JIBC study examines strategies to break the cycle of intimate partner violence in the South Asian community
No one excuses them. Their choice to perpetrate violence results in significant physical, emotional, and psychological harm not only to their wives, but also to their children, extended family, and their communities.
That’s the perspective of 17 front-line practitioners who shared more than 200 years of collective direct experience working with South Asian male perpetrators of intimate partner violence, in a research report co-authored by Gary Thandi and Bethan Lloyd, titled: “This is a man’s problem": Strategies for working with South Asian male perpetrators of intimate partner violence”. The report will be released by JIBC’s Centre for the Prevention and Reduction of Violence on November 21, 2011.
“There is very little research concerning intimate partner violence grounded in the experience of Punjabi Sikh and other South Asian men who are first generation Canadian immigrants,” says Gary Thandi, lead researcher on the report and a sessional researcher in JIBC’s Office of Applied Research. “As a consequence, education and training programs for frontline practitioners – police officers, probation officers, social workers, counsellors, and psychologists – do not include the information they need when working with these communities.”

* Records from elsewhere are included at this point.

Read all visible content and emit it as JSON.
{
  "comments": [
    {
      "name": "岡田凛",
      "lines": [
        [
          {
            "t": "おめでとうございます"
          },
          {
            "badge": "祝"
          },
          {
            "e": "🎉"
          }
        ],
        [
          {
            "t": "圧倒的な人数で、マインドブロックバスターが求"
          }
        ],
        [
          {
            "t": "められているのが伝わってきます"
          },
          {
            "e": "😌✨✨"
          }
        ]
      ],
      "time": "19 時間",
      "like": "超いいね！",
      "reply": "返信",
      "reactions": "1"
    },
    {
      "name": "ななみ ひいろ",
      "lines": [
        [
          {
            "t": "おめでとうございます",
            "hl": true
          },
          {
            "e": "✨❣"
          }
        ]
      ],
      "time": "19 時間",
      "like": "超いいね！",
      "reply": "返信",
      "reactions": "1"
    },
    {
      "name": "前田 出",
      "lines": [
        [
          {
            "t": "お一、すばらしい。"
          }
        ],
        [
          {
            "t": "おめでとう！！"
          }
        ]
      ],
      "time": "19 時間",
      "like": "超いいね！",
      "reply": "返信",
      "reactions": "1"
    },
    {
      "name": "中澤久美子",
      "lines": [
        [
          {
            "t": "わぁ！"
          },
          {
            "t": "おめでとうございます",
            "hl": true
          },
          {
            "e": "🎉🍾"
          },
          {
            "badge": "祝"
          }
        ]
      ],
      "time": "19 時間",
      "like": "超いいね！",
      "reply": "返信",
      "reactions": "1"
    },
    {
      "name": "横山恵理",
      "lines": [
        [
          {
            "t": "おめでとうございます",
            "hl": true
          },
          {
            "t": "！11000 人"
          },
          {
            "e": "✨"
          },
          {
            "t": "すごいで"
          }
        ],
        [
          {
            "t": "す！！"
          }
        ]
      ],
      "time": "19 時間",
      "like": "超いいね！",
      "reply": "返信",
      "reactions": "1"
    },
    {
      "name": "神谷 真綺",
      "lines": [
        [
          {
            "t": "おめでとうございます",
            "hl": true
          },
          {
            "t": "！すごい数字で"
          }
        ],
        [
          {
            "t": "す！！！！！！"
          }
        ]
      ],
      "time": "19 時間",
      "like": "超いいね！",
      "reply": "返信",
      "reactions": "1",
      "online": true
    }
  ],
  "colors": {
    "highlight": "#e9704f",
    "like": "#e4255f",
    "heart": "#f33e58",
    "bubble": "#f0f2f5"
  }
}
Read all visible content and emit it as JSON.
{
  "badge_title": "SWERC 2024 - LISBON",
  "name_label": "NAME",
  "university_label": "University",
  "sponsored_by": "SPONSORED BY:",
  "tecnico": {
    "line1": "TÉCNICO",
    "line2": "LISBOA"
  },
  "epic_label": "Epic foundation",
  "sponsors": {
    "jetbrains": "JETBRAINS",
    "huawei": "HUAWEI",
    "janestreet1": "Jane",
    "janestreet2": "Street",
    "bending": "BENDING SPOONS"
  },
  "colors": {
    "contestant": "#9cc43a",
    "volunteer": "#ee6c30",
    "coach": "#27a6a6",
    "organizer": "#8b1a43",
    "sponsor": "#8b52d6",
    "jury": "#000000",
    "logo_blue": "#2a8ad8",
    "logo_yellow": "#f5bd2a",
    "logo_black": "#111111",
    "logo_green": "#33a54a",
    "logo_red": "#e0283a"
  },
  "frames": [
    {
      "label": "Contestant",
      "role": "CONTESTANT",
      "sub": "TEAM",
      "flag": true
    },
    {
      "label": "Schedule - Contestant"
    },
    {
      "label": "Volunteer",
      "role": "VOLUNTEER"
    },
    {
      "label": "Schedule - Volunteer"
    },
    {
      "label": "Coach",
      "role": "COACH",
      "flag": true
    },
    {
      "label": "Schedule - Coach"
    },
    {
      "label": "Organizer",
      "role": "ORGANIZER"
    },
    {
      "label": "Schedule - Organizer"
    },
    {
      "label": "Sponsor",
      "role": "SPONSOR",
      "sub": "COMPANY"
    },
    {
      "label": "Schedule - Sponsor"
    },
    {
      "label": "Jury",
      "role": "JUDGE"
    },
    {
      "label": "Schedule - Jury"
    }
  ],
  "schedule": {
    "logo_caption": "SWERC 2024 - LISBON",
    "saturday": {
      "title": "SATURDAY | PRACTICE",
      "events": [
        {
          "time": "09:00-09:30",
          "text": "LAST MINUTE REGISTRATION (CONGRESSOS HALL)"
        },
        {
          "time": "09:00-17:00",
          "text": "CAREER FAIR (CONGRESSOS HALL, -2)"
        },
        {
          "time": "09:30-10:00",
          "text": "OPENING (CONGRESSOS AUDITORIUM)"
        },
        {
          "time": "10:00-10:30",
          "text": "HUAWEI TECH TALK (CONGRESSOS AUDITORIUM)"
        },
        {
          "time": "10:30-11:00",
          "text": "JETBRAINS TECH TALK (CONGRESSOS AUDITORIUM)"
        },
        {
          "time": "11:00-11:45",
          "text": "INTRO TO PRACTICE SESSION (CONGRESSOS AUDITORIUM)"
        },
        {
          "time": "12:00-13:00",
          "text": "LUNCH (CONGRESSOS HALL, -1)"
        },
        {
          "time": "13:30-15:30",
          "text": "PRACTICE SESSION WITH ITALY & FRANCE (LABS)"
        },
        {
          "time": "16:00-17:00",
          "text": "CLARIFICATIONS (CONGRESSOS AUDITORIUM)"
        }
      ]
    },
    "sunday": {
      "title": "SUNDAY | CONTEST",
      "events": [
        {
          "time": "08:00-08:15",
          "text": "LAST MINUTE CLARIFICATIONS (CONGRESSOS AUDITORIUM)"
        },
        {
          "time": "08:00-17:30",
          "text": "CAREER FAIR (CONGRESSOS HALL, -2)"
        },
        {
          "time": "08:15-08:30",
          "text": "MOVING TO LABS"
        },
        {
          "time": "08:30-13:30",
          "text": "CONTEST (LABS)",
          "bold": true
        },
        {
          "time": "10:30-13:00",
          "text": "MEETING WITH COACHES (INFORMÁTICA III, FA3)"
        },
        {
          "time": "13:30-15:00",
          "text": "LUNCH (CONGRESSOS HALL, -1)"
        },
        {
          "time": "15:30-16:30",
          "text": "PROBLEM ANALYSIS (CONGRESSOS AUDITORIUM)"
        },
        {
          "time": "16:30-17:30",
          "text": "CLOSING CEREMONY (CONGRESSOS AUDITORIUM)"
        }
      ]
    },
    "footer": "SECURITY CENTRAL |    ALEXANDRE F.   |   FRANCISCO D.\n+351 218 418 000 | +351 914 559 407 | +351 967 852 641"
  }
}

To help bridge this gap, Thandi created a composite case study – “The Singh Family” – based on this research. Perhaps most important, he uses the literature and the research to outline what counsellors – and other frontline practitioners – require to deliver effective, culturally appropriate services to those, like the Singh family, who come to their offices and programs.
“We are dedicated to promoting social change and social justice that helps keep our communities safe through applied research with first responders, practitioners, policy makers, stakeholders, and service users,” says Greg Anderson, JIBC’s Dean, Applied Research. “The recommendations put forward in this report focus on very concrete actions that will help perpetrators, the community, and frontline practitioners to break the cycle of intimate partner violence”
The Centre for the Prevention and Reduction of Violence (CPRV) at JIBC, funded by the R. Howard Webster Foundation and the BC Institute Against Family Violence, supports an applied research program that builds on the experience of frontline practitioners, with a focus on dynamic knowledge creation, translation, and exchange – turning theory into practice and practice into theory. CPRV’s goal is to make a substantive contribution to the prevention and reduction of violence, supporting those who are called to respond to the suffering of those caught in the causes and consequences of violence.
Last updated April 4, 2017